Robinson Cano finished with a .914 OPS. Adrian Beltre finished with a .919 OPS. If Adrian Beltre were in the Yankee lineup instead of Robinson Cano, do you think the TBS announcers talk about him in the same way? From watching, you'd think Cano was the most dangerous hitter in baseball, instead of a guy who's good.
- I can't tell you how many times those same TBS announcers got on the Rangers for letting CC Sabathia and Phil Hughes get out of jams. It's almost like the Rangers didn't score 12 runs against them in eight combined innings of work. In Ernie Johnson's mind, any stranded baserunner is an unforgivably wasted opportunity. Sure, the Rangers stranded 11 baserunners against Sabathia and Hughes. They also scored 12 of them. A team that regrets not cashing in on every single baserunner is a team that hangs itself in an asylum closet by June.
- Brian Wilson posted a 1.81 ERA this season, with 93 strikeouts in 74.2 innings. But having watched him a bunch of times over the past few weeks, I get what Giants fans mean when they say he always finds a way to make things interesting. I know pretty much every team's fans say that about their closer, but it's undeniably true with Wilson. He puts guys on base, or if he doesn't put guys on base, he gets into deep counts and almost puts guys on base, such that when he finally seals the deal, the relief of tension is overpowering.
It's a testament to the awesomeness of Mariano Rivera, or the awesomeness of the old J.J. Putz. Those are guys who feel automatic. Old Trevor Hoffman, too. A bunch of closers end up with really good numbers every season. But it's rare that a closer actually makes the fans feel comfortable and confident when he comes in. Wilson doesn't. Heath Bell doesn't. Carlos Marmol doesn't. Rafael Soriano doesn't. Rivera does. Putz and Hoffman did. That's incredible to me. The true shutdown closer is as rare a specimen as the gifted all-around shortstop.
- Postseason heroes so far: the .301-slugging Elvis Andrus, and the we-don't-want-you-but-we-know-the-Cody Ross. Once you liberate yourself from the desire to see the playoffs crown the best team in baseball, the whole thing is really quite amazing.
Man 1: Roy Halladay gave up two home runs tonight.
Man 2: Who hit them?
Man 1: Cody Ross.
Man 2: Well sure!
It's a month-long spectacle presenting the viewer with storylines he won't realize don't make any sense until it's all done. Cody Ross hit two homers against the best pitcher in baseball. Elvis Andrus stole home against the Yankees. These are events, from today.

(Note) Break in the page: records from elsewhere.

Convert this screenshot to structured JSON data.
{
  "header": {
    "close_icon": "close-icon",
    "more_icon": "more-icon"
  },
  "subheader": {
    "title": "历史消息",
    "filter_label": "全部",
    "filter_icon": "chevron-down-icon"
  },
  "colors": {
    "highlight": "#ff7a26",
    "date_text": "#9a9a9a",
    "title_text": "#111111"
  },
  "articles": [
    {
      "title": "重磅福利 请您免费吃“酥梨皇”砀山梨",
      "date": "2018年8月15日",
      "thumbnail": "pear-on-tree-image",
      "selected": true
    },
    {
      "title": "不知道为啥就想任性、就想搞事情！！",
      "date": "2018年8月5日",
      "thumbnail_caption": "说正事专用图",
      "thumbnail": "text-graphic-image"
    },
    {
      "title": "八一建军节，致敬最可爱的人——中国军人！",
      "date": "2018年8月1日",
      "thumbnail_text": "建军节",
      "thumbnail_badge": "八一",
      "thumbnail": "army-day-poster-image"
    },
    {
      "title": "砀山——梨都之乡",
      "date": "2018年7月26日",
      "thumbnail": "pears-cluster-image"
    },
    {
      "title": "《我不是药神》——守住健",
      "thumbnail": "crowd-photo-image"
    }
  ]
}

-want-you waiver claim
- I know I'm not the first person to point this out, but the Phillies allowed a critical insurance run when Raul Ibanez couldn't handle a fly ball off the bat of a left fielder the Phillies let get away because they didn't like the way he played defense.
- The one inside fastball Brian Wilson threw to a left-handed hitter was his last one of the game, to Shane Victorino. It was 96 miles per hour, and it completely tied him up for an awkward swinging strikeout. I'm not going to critique or defend Wilson's plan of attack, but when you're a lefty, and you see all these pitches to lefties staying away away away, the perceived velocity of a more inside fastball like that last one must be like 190. It was the punchline to a 32-pitch setup.
- Tim Lincecum and Roy Halladay allowed seven runs in 14 innings, with three walks and 15 strikeouts, despite a funny strike zone, and people are disappointed. They are both so good.